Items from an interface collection
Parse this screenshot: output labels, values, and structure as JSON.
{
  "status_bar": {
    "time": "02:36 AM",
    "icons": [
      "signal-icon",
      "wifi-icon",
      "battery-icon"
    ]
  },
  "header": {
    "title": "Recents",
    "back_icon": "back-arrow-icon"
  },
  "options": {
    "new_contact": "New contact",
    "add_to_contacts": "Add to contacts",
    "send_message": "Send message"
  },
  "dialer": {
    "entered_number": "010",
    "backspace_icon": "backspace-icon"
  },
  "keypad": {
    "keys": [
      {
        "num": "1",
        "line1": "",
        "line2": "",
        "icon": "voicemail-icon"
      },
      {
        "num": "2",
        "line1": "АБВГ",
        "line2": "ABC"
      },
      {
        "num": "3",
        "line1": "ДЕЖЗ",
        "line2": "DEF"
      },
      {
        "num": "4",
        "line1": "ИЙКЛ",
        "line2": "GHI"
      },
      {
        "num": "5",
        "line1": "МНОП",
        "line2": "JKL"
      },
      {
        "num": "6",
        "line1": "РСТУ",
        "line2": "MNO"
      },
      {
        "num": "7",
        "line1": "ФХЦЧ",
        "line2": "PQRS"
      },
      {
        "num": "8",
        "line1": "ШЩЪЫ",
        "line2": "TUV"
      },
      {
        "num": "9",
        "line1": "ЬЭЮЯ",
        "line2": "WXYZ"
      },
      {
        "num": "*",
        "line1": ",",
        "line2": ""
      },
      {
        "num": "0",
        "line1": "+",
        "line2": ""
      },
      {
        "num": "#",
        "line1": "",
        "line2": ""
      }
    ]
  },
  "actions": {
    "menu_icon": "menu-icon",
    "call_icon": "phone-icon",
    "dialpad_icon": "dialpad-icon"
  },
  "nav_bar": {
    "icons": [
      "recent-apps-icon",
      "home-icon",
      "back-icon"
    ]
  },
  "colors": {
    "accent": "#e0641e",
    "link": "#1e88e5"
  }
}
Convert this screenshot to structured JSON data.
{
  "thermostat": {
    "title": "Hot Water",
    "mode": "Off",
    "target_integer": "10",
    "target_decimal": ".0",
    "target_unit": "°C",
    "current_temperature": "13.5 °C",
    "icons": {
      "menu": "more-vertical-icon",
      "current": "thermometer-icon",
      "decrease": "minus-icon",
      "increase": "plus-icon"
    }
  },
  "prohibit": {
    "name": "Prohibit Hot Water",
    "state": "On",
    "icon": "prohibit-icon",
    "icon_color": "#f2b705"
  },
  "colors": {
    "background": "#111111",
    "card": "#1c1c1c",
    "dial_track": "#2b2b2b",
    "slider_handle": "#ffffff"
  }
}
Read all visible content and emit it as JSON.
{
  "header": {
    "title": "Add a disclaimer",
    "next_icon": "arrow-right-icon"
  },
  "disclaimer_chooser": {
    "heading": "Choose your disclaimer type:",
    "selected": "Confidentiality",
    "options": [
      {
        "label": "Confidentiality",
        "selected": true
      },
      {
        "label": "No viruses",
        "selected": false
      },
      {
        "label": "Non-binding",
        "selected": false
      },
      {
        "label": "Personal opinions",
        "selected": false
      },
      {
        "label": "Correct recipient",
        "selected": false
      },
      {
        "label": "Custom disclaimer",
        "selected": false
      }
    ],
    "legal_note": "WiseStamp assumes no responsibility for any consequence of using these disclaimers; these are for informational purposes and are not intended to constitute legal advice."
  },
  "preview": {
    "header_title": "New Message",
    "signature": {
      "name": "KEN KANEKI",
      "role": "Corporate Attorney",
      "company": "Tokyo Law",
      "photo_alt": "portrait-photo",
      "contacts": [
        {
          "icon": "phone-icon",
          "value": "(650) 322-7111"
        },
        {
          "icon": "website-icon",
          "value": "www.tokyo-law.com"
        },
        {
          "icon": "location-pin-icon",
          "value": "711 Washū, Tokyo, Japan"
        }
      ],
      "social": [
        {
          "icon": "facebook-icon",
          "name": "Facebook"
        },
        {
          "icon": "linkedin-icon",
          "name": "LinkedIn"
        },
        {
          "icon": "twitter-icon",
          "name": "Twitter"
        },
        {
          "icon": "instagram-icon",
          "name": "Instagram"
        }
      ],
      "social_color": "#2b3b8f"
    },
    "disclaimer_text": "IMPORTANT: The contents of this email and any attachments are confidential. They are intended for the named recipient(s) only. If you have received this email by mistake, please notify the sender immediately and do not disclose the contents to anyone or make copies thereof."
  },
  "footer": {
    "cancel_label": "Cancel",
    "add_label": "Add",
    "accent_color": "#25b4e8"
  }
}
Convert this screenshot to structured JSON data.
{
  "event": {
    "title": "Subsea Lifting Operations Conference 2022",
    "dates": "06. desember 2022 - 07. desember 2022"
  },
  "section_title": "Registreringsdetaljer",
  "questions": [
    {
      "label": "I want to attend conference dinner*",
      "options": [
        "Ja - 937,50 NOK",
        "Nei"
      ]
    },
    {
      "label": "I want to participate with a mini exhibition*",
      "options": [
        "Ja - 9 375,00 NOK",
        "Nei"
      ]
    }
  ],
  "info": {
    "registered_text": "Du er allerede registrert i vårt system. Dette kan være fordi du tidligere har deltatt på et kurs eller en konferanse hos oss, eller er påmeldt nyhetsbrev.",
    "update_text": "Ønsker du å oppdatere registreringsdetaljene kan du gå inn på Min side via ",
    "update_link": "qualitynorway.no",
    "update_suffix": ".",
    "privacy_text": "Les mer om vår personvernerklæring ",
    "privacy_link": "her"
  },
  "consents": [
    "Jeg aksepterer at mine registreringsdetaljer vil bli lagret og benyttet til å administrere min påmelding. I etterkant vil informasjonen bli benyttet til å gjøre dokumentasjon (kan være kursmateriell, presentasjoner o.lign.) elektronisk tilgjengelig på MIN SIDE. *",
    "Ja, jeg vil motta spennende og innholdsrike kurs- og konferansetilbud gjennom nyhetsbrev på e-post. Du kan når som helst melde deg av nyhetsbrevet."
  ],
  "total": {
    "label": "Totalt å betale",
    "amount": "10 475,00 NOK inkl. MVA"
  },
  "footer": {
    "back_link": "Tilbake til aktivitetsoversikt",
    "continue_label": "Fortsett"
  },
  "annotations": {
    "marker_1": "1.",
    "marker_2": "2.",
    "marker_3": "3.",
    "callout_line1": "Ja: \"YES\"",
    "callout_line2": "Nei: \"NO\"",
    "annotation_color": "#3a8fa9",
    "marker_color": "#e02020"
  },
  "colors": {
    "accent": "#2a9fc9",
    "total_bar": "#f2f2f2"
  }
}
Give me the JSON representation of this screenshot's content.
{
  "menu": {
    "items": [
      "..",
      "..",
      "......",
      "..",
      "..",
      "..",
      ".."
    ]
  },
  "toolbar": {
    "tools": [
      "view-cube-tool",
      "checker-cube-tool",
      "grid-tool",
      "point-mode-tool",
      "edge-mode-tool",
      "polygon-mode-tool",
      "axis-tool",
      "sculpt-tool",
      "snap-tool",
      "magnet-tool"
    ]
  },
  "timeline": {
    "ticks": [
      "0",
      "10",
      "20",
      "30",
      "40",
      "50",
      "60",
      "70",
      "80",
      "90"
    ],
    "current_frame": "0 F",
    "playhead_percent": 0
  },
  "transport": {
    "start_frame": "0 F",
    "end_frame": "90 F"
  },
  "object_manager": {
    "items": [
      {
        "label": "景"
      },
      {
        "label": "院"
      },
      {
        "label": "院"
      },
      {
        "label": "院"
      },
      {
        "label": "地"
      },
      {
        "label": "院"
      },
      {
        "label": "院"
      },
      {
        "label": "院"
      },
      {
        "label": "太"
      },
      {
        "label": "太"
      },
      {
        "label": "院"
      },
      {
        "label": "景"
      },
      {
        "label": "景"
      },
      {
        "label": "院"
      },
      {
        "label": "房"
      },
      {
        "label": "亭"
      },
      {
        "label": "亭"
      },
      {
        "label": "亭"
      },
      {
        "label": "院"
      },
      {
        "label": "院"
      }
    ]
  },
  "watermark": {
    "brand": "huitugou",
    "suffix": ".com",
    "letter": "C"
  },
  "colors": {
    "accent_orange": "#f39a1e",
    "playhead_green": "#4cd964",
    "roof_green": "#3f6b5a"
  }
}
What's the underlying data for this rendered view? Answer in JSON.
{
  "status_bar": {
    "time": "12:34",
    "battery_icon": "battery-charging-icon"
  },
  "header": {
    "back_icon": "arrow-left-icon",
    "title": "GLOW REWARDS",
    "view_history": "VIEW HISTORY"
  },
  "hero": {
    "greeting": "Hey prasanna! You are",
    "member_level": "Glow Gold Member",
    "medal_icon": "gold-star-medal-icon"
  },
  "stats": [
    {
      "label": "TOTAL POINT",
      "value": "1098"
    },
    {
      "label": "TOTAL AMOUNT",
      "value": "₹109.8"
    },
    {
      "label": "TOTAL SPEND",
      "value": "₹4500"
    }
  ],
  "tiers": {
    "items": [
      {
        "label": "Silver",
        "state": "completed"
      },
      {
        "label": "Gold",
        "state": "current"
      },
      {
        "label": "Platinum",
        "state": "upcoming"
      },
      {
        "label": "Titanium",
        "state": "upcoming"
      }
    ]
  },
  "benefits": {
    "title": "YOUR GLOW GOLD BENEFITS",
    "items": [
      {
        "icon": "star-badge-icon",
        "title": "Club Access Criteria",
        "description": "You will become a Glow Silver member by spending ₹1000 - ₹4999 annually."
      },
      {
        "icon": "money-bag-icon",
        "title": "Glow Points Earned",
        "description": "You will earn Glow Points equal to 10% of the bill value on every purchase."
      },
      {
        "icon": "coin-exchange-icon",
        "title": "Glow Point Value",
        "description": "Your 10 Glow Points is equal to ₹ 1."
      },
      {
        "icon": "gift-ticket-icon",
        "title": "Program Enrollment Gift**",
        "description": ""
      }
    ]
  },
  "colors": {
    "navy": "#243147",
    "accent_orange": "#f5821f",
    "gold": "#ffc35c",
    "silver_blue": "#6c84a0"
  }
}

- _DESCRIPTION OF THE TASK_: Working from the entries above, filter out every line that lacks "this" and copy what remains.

- _YOUR RESPONSE_:
Parse this screenshot: output labels, values, and structure as JSON.
Convert this screenshot to structured JSON data.
    "disclaimer_text": "IMPORTANT: The contents of this email and any attachments are confidential. They are intended for the named recipient(s) only. If you have received this email by mistake, please notify the sender immediately and do not disclose the contents to anyone or make copies thereof."
Convert this screenshot to structured JSON data.
Give me the JSON representation of this screenshot's content.
What's the underlying data for this rendered view? Answer in JSON.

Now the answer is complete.